##### Input records #####

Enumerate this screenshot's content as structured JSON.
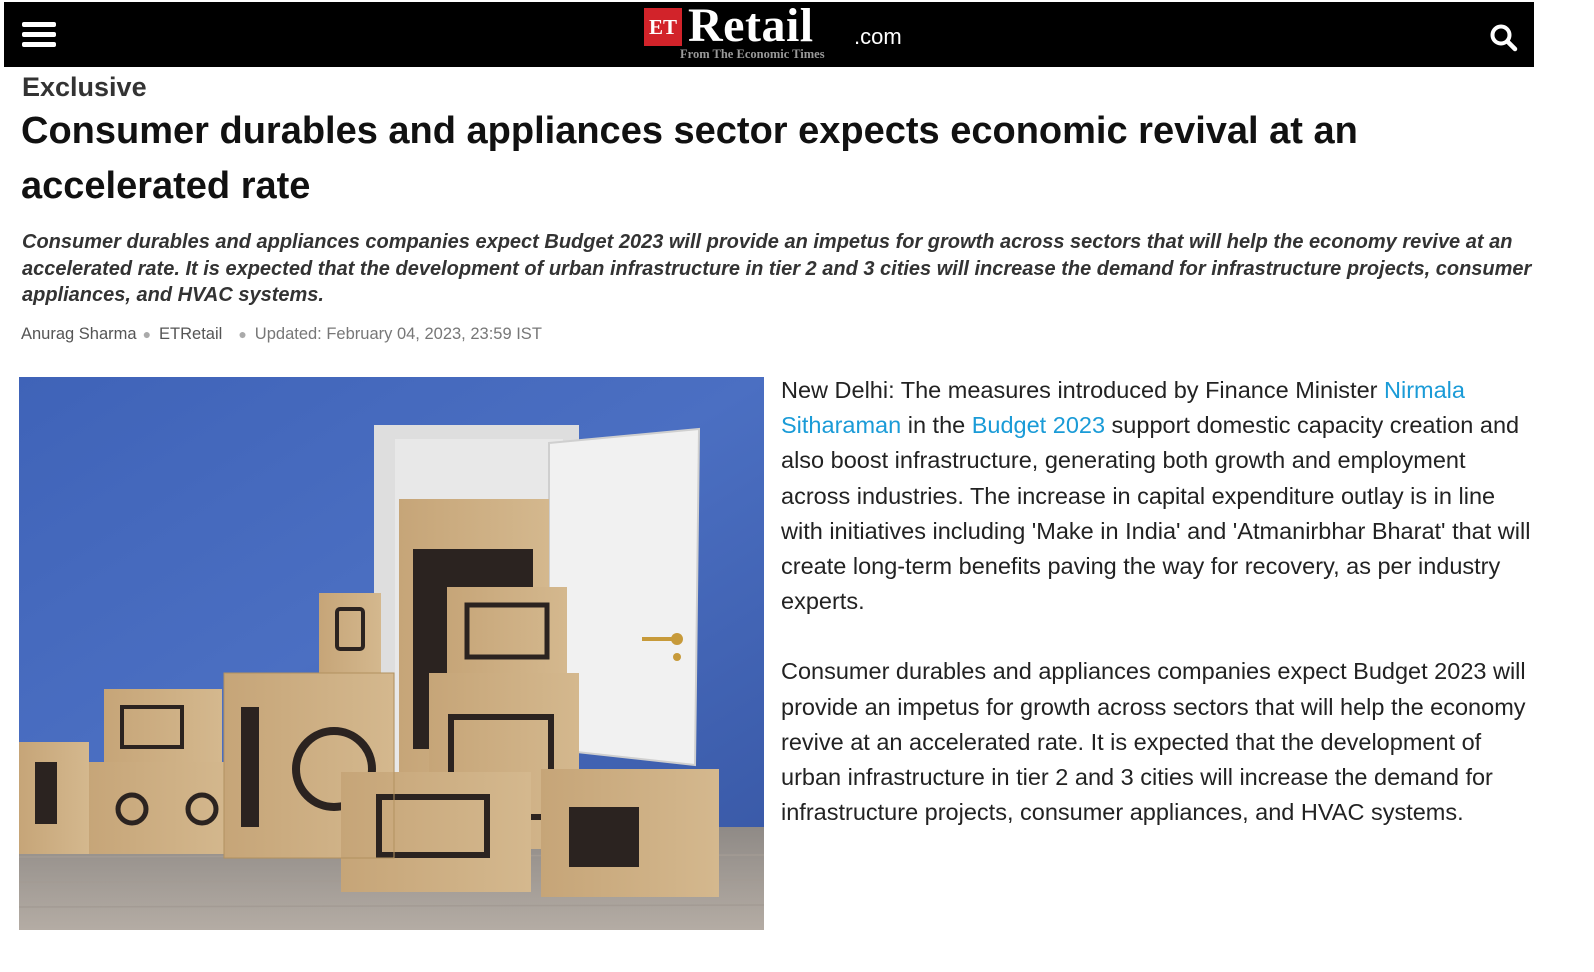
{
  "header": {
    "logo_et": "ET",
    "logo_retail": "Retail",
    "logo_com": ".com",
    "logo_tagline": "From The Economic Times"
  },
  "article": {
    "kicker": "Exclusive",
    "headline": "Consumer durables and appliances sector expects economic revival at an accelerated rate",
    "synopsis": "Consumer durables and appliances companies expect Budget 2023 will provide an impetus for growth across sectors that will help the economy revive at an accelerated rate. It is expected that the development of urban infrastructure in tier 2 and 3 cities will increase the demand for infrastructure projects, consumer appliances, and HVAC systems.",
    "author": "Anurag Sharma",
    "source": "ETRetail",
    "updated": "Updated: February 04, 2023, 23:59 IST",
    "para1": {
      "before_link1": "New Delhi: The measures introduced by Finance Minister ",
      "link1": "Nirmala Sitharaman",
      "between_links": " in the ",
      "link2": "Budget 2023",
      "after_links": " support domestic capacity creation and also boost infrastructure, generating both growth and employment across industries. The increase in capital expenditure outlay is in line with initiatives including 'Make in India' and 'Atmanirbhar Bharat' that will create long-term benefits paving the way for recovery, as per industry experts."
    },
    "para2": "Consumer durables and appliances companies expect Budget 2023 will provide an impetus for growth across sectors that will help the economy revive at an accelerated rate. It is expected that the development of urban infrastructure in tier 2 and 3 cities will increase the demand for infrastructure projects, consumer appliances, and HVAC systems."
  },
  "colors": {
    "header_bg": "#000000",
    "brand_red": "#d2232a",
    "link": "#1a9bd7"
  },
  "icons": {
    "menu": "hamburger-menu-icon",
    "search": "search-icon"
  }
}
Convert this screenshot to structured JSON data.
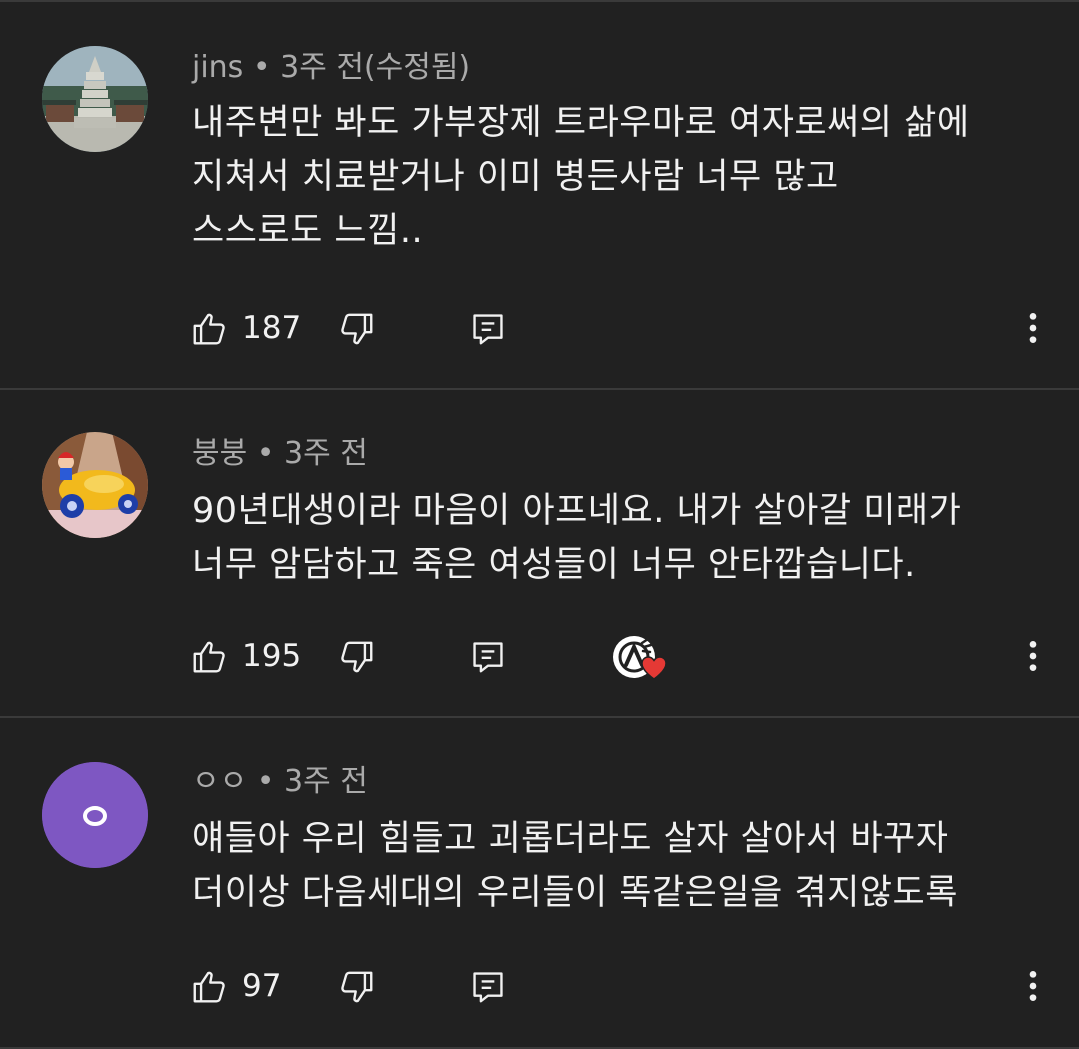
{
  "comments": [
    {
      "author": "jins",
      "time": "3주 전(수정됨)",
      "text": "내주변만 봐도 가부장제 트라우마로 여자로써의 삶에\n지쳐서 치료받거나 이미 병든사람 너무 많고\n스스로도 느낌..",
      "likes": "187",
      "avatar": "pagoda-photo",
      "heart": false
    },
    {
      "author": "붕붕",
      "time": "3주 전",
      "text": "90년대생이라 마음이 아프네요. 내가 살아갈 미래가\n너무 암담하고 죽은 여성들이 너무 안타깝습니다.",
      "likes": "195",
      "avatar": "cartoon-car",
      "heart": true
    },
    {
      "author": "ㅇㅇ",
      "time": "3주 전",
      "text": "얘들아 우리 힘들고 괴롭더라도 살자 살아서 바꾸자\n더이상 다음세대의 우리들이 똑같은일을 겪지않도록",
      "likes": "97",
      "avatar": "letter-avatar",
      "avatar_letter": "ㅇ",
      "avatar_color": "#7e57c2",
      "heart": false
    }
  ],
  "separator": " • ",
  "icons": {
    "like": "thumbs-up-icon",
    "dislike": "thumbs-down-icon",
    "reply": "reply-icon",
    "more": "more-vert-icon",
    "heart": "creator-heart-icon"
  },
  "colors": {
    "background": "#212121",
    "text": "#f1f1f1",
    "meta": "#aaaaaa",
    "divider": "#3a3a3a",
    "heart": "#e53935"
  }
}
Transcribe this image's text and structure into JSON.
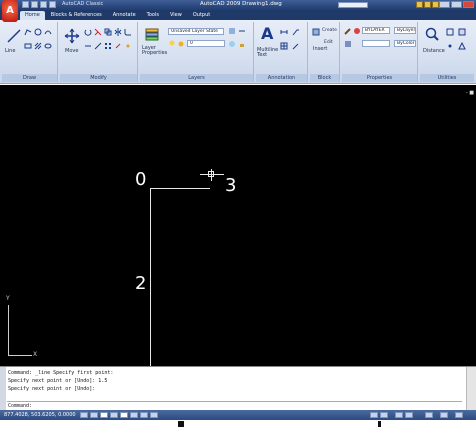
{
  "titlebar": {
    "app_button": "A",
    "qat_title": "AutoCAD Classic",
    "window_title": "AutoCAD 2009 Drawing1.dwg"
  },
  "tabs": [
    "Home",
    "Blocks & References",
    "Annotate",
    "Tools",
    "View",
    "Output"
  ],
  "ribbon": {
    "panels": [
      "Draw",
      "Modify",
      "Layers",
      "Annotation",
      "Block",
      "Properties",
      "Utilities"
    ],
    "draw_tools": [
      "Line"
    ],
    "modify_tools": [
      "Move"
    ],
    "layer_properties_label": "Layer\nProperties",
    "layer_state_combo": "Unsaved Layer State",
    "layer_combo": "0",
    "multiline_text_label": "Multiline\nText",
    "insert_label": "Insert",
    "create_label": "Create",
    "edit_label": "Edit",
    "bylayer_combo": "BYLAYER",
    "bylayer_short": "ByLayer",
    "bycolor_combo": "ByColor",
    "odometer_label": "Distance"
  },
  "canvas": {
    "viewport_label": "- ■",
    "labels": [
      "0",
      "3",
      "2"
    ],
    "ucs_x": "X",
    "ucs_y": "Y"
  },
  "command": {
    "history": [
      "Command: _line Specify first point:",
      "Specify next point or [Undo]: 1.5",
      "Specify next point or [Undo]:"
    ],
    "prompt": "Command:"
  },
  "status": {
    "coordinates": "877.4028, 503.6205, 0.0000"
  },
  "icons": {
    "line": "line-icon",
    "move": "move-icon",
    "layer": "layer-icon",
    "text": "text-icon",
    "zoom": "zoom-icon"
  }
}
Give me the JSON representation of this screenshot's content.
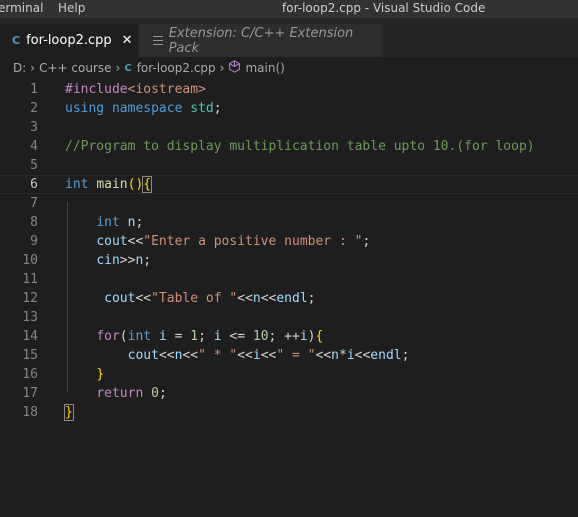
{
  "titlebar": {
    "menu": [
      "erminal",
      "Help"
    ],
    "window_title": "for-loop2.cpp - Visual Studio Code"
  },
  "tabs": [
    {
      "label": "for-loop2.cpp",
      "icon": "cpp-file-icon",
      "active": true,
      "close": "✕"
    },
    {
      "label": "Extension: C/C++ Extension Pack",
      "icon": "extension-preview-icon",
      "active": false
    }
  ],
  "breadcrumb": {
    "items": [
      "D:",
      "C++ course",
      "for-loop2.cpp",
      "main()"
    ],
    "separator": "›",
    "file_icon_text": "C",
    "function_icon": "cube-icon"
  },
  "editor": {
    "current_line": 6,
    "line_numbers": [
      "1",
      "2",
      "3",
      "4",
      "5",
      "6",
      "7",
      "8",
      "9",
      "10",
      "11",
      "12",
      "13",
      "14",
      "15",
      "16",
      "17",
      "18"
    ],
    "lines": [
      [
        [
          "p",
          "#include"
        ],
        [
          "s",
          "<iostream>"
        ]
      ],
      [
        [
          "k",
          "using"
        ],
        [
          "t",
          " "
        ],
        [
          "k",
          "namespace"
        ],
        [
          "t",
          " "
        ],
        [
          "t",
          "std"
        ],
        [
          "d",
          ";"
        ]
      ],
      [],
      [
        [
          "c",
          "//Program to display multiplication table upto 10.(for loop)"
        ]
      ],
      [],
      [
        [
          "k",
          "int"
        ],
        [
          "d",
          " "
        ],
        [
          "f",
          "main"
        ],
        [
          "bracket",
          "()"
        ],
        [
          "bracket-box",
          "{"
        ]
      ],
      [],
      [
        [
          "d",
          "    "
        ],
        [
          "k",
          "int"
        ],
        [
          "d",
          " "
        ],
        [
          "v",
          "n"
        ],
        [
          "d",
          ";"
        ]
      ],
      [
        [
          "d",
          "    "
        ],
        [
          "v",
          "cout"
        ],
        [
          "d",
          "<<"
        ],
        [
          "s",
          "\"Enter a positive number : \""
        ],
        [
          "d",
          ";"
        ]
      ],
      [
        [
          "d",
          "    "
        ],
        [
          "v",
          "cin"
        ],
        [
          "d",
          ">>"
        ],
        [
          "v",
          "n"
        ],
        [
          "d",
          ";"
        ]
      ],
      [],
      [
        [
          "d",
          "     "
        ],
        [
          "v",
          "cout"
        ],
        [
          "d",
          "<<"
        ],
        [
          "s",
          "\"Table of \""
        ],
        [
          "d",
          "<<"
        ],
        [
          "v",
          "n"
        ],
        [
          "d",
          "<<"
        ],
        [
          "v",
          "endl"
        ],
        [
          "d",
          ";"
        ]
      ],
      [],
      [
        [
          "d",
          "    "
        ],
        [
          "p",
          "for"
        ],
        [
          "d",
          "("
        ],
        [
          "k",
          "int"
        ],
        [
          "d",
          " "
        ],
        [
          "v",
          "i"
        ],
        [
          "d",
          " = "
        ],
        [
          "n",
          "1"
        ],
        [
          "d",
          "; "
        ],
        [
          "v",
          "i"
        ],
        [
          "d",
          " <= "
        ],
        [
          "n",
          "10"
        ],
        [
          "d",
          "; ++"
        ],
        [
          "v",
          "i"
        ],
        [
          "d",
          ")"
        ],
        [
          "bracket",
          "{"
        ]
      ],
      [
        [
          "d",
          "        "
        ],
        [
          "v",
          "cout"
        ],
        [
          "d",
          "<<"
        ],
        [
          "v",
          "n"
        ],
        [
          "d",
          "<<"
        ],
        [
          "s",
          "\" * \""
        ],
        [
          "d",
          "<<"
        ],
        [
          "v",
          "i"
        ],
        [
          "d",
          "<<"
        ],
        [
          "s",
          "\" = \""
        ],
        [
          "d",
          "<<"
        ],
        [
          "v",
          "n"
        ],
        [
          "d",
          "*"
        ],
        [
          "v",
          "i"
        ],
        [
          "d",
          "<<"
        ],
        [
          "v",
          "endl"
        ],
        [
          "d",
          ";"
        ]
      ],
      [
        [
          "d",
          "    "
        ],
        [
          "bracket",
          "}"
        ]
      ],
      [
        [
          "d",
          "    "
        ],
        [
          "p",
          "return"
        ],
        [
          "d",
          " "
        ],
        [
          "n",
          "0"
        ],
        [
          "d",
          ";"
        ]
      ],
      [
        [
          "bracket-box",
          "}"
        ]
      ]
    ]
  },
  "colors": {
    "background": "#1e1e1e",
    "keyword": "#569cd6",
    "string": "#ce9178",
    "comment": "#6a9955",
    "control": "#c586c0",
    "number": "#b5cea8",
    "function": "#dcdcaa",
    "variable": "#9cdcfe",
    "type": "#4ec9b0",
    "bracket": "#ffd700"
  }
}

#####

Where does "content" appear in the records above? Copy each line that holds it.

◆ **Solution for this task**
Enumerate this screenshot's content as structured JSON.
Give me the JSON representation of this screenshot's content.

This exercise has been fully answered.